In the early years ideas developed slowly and the pace of life was dependent upon survival. Information around new ideas would have been passed on from generation to generation; through word of mouth and no doubt changed as newer generations developed their own ideas. Interesting books about the way we have developed are:

Spiral Dynamics by Don Edward Beck and Christopher C Cowen
Values and the Evolution of Consciousness by Adriana S. James

Often ideas arise through “need or problem solving” whether it was the need to change, make money or because something is broken.

Throughout history things have become more complex as ideas have developed and the “needs/problems” of the human race have become more complex.

We are at a stage in life where there are now many ways to solve problems and choice has become an integral part of our lives.

In the 21st century with the advent of social media we have too many places to go to look for solutions. I believe we have reached an overload point

Here are 13 simple techniques that you may consider when faced with a problem that you want to fix and create new ideas:

1. What is the problem?
2. What do you have now?
3. Why do you need to change?
4. What specifically would you like instead?
5. What will this outcome do for you?
6. How are you going to know when you have come up with the best idea to fix your problem?
7. What are you going to see, hear, feel and say to yourself when you have come up with the best idea to resolve your problem?
8. Are there any negative emotions coming up that may stop you from achieving what you want to achieve?
9. When do you need to take action with your new idea?
10. Are there any specific benchmarks or timescales to consider?
11. What is your budget?
12. What is your idea going to get for you?
13. How committed are you to making this happen?

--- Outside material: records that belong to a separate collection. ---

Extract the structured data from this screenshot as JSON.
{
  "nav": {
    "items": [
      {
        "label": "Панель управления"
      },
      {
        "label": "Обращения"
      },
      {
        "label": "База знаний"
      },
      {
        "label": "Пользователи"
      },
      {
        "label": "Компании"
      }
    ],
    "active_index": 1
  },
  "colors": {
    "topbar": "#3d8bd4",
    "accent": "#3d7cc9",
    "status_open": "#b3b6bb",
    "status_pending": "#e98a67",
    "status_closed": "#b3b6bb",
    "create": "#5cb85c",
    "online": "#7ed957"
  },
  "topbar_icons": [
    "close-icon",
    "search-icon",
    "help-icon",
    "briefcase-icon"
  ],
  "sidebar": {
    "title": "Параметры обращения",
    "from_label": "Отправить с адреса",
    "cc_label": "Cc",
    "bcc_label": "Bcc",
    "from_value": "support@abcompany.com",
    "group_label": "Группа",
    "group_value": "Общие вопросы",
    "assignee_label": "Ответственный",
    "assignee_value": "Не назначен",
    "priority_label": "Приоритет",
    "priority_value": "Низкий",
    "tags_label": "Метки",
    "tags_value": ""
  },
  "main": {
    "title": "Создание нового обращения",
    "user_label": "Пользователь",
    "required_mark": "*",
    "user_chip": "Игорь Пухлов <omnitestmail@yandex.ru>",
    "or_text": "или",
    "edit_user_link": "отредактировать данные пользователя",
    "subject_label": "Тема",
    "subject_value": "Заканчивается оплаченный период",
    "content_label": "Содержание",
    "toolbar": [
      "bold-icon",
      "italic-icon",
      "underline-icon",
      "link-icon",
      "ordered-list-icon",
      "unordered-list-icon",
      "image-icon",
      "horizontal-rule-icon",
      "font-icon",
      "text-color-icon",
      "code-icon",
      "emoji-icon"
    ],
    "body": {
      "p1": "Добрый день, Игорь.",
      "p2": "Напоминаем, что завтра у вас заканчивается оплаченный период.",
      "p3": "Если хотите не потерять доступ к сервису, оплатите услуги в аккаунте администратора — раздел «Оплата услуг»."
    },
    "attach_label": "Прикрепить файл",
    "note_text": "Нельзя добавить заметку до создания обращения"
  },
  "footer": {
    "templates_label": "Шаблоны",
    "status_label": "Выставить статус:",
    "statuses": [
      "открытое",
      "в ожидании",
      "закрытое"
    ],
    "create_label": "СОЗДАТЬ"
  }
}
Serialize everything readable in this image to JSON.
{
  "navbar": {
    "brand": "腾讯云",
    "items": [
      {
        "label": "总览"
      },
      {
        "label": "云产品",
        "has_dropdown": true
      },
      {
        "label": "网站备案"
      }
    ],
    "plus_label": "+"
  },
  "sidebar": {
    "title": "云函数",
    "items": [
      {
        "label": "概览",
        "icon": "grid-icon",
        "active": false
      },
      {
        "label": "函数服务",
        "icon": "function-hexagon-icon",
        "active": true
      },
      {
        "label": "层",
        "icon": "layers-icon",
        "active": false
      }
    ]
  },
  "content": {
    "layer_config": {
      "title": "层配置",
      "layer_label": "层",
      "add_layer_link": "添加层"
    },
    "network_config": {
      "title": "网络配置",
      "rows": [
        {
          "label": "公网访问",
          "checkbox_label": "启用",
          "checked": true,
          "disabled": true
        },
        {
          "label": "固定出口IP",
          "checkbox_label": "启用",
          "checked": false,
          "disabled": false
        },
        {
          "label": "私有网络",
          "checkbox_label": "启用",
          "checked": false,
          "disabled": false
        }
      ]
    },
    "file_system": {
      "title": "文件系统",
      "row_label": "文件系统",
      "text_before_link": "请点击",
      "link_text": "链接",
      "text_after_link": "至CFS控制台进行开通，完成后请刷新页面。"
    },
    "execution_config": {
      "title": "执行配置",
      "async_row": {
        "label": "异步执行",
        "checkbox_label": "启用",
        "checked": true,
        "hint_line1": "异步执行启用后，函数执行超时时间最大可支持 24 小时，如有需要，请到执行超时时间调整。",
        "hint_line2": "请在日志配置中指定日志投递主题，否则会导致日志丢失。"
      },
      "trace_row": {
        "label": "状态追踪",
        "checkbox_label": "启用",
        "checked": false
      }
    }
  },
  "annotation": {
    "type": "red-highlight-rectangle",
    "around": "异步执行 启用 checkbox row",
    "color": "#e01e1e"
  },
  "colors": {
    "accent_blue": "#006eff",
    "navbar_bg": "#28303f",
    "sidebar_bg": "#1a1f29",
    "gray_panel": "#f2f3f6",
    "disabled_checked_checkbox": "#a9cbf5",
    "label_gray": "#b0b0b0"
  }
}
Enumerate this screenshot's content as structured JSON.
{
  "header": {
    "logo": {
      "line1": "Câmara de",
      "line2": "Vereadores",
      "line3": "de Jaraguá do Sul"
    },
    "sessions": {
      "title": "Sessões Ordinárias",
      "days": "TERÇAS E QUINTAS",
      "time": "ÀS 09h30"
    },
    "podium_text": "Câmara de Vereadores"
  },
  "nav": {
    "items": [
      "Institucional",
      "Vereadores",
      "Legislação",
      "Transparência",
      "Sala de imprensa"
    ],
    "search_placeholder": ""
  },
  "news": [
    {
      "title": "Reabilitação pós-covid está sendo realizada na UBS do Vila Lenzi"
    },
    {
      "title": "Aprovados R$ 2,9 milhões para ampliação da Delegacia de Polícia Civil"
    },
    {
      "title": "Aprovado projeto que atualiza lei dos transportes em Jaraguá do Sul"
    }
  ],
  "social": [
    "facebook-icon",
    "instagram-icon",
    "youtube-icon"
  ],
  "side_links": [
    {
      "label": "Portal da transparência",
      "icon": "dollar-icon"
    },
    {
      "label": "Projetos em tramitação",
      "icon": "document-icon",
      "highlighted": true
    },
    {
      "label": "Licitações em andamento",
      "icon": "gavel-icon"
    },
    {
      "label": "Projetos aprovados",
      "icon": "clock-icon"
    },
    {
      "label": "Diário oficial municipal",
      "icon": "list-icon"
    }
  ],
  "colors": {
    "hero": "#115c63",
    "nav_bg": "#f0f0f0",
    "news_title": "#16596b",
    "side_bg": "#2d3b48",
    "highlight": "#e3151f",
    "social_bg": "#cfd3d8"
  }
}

By answering these questions you can start to come up with thoughts and ideas that have the potential to overcome your problem.

If you already have a brilliant idea for something; find out if others have come up with similar problems and maybe your solution/idea could help them; in which case it becomes a possible way of making money. Or indeed they may have already come up with an idea the same as yours.

Make sure you do plenty of market research before you go too far down the route of developing your idea.

Create a business strategy and know when you need to stop if things are not quite going according to plan! This will save you time, money and stress.

If your idea is original, viable and attractive to others you will be in a much better position to sell it.

Where are our ideas going to take us in the future? Well we can continue to develop and grow through our ideas ensuring that they are not only beneficial for ourselves and our wider community but we also need to start thinking about what impact our idea is going to have on the planet. If we just create ideas that benefit our own pockets we are in danger destroying our precious planet.

Once the eagle has gone through its process of change it can go on living for another 30 years gliding around on the thermals, feeding on its most favoured prey and continue being the magnificent bird it was born to be.

Watch Carol’s submission below.

Listen to Carol’s #cong18 submission ‘Ideas and the Eagle’.